Edwin Newman, the newscaster and defender of the English language, objected to the term “non-dairy creamer” because it tells you what it isn’t but not what it is. He may have had the same view of “non-tariff measures”, an elusive class of measures that inhabit the twilight zone between trade policy and national regulation. From import licensing to technical regulations, from procurement preferences to subsidies, a large number of policies and regulations are classified as non-tariff measures (NTMs). They are pervasive across countries and over time. And their variety makes them much harder to measure than tariffs.
Businesses have long identified non-tariff measures as affecting their ability to trade. But the opacity and complexity of these measures have been impediments to the discourse on this critical issue. That is why this report and the underlying data and research are a tremendously valuable contribution. The NTM data now covers 90 percent of trade and all large importers that serve as main destination markets for developing countries.
This information allows us to assess the development implications of NTMs. The evidence confirms the views held by the majority of businesses that NTMs today have a bigger influence on trade than tariffs. Developing country exports are impeded by these measures but developing countries are also using these measures, often in a way that hurts exports of other developing countries. This evidence should help efforts to streamline NTMs at the national level and facilitate international cooperation to reduce their adverse impact.
This exercise is also a powerful example of collaboration between UNCTAD, the World Bank and a number of other international organizations. UNCTAD has for many years led work in this area. The involvement of the World Bank and other organizations over the last few years has provided an additional boost and made it possible to reap synergies in data design, collection, dissemination and research. This work demonstrates how much we can accomplish when we combine our efforts.
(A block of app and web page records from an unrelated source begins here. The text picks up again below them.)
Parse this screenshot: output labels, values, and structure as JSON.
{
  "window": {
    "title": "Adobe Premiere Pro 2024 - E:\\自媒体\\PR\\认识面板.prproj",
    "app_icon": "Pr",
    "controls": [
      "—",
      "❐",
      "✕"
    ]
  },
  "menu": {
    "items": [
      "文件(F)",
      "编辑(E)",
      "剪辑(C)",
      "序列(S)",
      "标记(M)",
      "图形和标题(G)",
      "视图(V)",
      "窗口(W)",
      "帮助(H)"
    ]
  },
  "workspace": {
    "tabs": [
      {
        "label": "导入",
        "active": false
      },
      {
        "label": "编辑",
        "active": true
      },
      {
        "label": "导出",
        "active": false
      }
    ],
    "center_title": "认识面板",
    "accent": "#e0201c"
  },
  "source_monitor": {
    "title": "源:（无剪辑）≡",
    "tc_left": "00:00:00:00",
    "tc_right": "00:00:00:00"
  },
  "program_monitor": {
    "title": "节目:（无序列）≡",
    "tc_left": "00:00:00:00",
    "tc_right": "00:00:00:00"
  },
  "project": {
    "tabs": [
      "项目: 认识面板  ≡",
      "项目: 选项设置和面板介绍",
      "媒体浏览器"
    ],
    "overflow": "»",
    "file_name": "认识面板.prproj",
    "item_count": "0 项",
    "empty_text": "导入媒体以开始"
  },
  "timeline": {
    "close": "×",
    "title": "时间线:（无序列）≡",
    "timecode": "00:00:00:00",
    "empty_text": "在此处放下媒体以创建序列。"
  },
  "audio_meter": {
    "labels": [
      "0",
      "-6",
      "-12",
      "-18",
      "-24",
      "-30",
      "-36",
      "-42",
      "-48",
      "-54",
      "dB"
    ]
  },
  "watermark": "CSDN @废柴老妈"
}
Looking ahead, we must continue work on two fronts. The first challenge is to keep NTM data collection alive. Far too often, our data collection efforts have been sporadic rather than sustainable, driven by the generosity and interests of donors rather than a durable institutional commitment. We need to work harder to mobilize resources to widen the coverage of the data and ensure that it is updated at regular intervals.
This effort must include strengthening capacities in countries to jointly collect and maintain the data. The second challenge is to build on the valuable current research and improve our ability to quantify and assess the impact of individual NTMs. We need to be better equipped to sift the legitimate from the protectionist measures. This would also help us to improve the design of trade rules so that they allow adequate space for desirable action while disciplining the dubious. It would also be helpful for national policy reform, in these challenging times, to better understand the political economy forces that dictate the choice of specific measures.
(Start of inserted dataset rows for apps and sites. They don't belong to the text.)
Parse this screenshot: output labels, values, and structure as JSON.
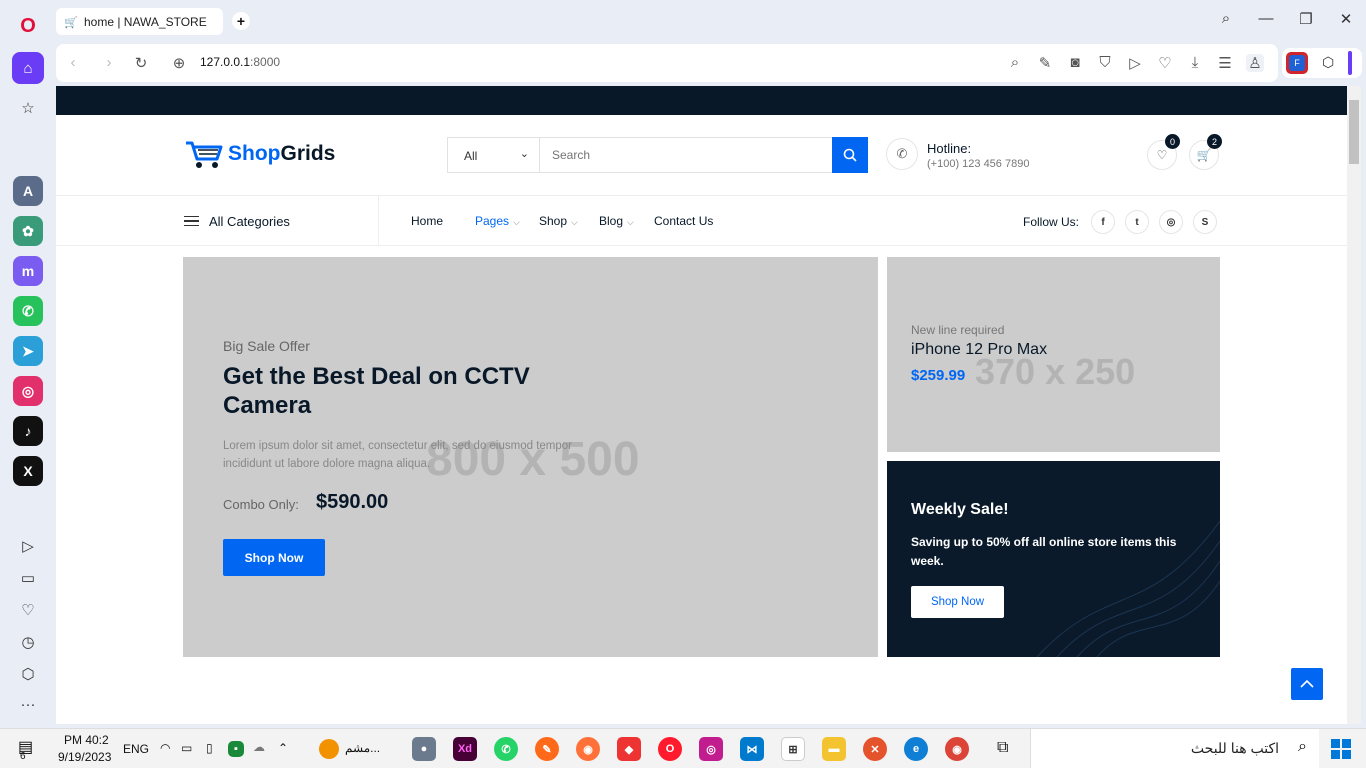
{
  "browser": {
    "tab_title": "home | NAWA_STORE",
    "url_host": "127.0.0.1",
    "url_port": ":8000"
  },
  "site": {
    "logo_part1": "Shop",
    "logo_part2": "Grids",
    "search": {
      "category": "All",
      "placeholder": "Search"
    },
    "hotline_label": "Hotline:",
    "hotline_number": "(+100) 123 456 7890",
    "wishlist_count": "0",
    "cart_count": "2",
    "all_categories": "All Categories",
    "nav": {
      "home": "Home",
      "pages": "Pages",
      "shop": "Shop",
      "blog": "Blog",
      "contact": "Contact Us"
    },
    "follow_us": "Follow Us:",
    "hero": {
      "placeholder": "800 x 500",
      "small_title": "Big Sale Offer",
      "title": "Get the Best Deal on CCTV Camera",
      "description": "Lorem ipsum dolor sit amet, consectetur elit, sed do eiusmod tempor incididunt ut labore dolore magna aliqua.",
      "combo_label": "Combo Only:",
      "combo_price": "$590.00",
      "button": "Shop Now"
    },
    "side_banner": {
      "placeholder": "370 x 250",
      "small_title": "New line required",
      "title": "iPhone 12 Pro Max",
      "price": "$259.99"
    },
    "weekly_sale": {
      "title": "Weekly Sale!",
      "text": "Saving up to 50% off all online store items this week.",
      "button": "Shop Now"
    }
  },
  "taskbar": {
    "search_placeholder": "اكتب هنا للبحث",
    "time": "PM 40:2",
    "date": "9/19/2023",
    "language": "ENG",
    "app_label": "مشم...",
    "notification_count": "6"
  },
  "colors": {
    "brand_blue": "#0167f3",
    "dark_navy": "#081828",
    "placeholder_gray": "#cccccc"
  }
}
We must not lose the momentum that has been generated and recommit to reducing hurdles for businesses in developing countries.
Director, Division on International Trade and Commodities
Senior Director, Development Economics
The World Bank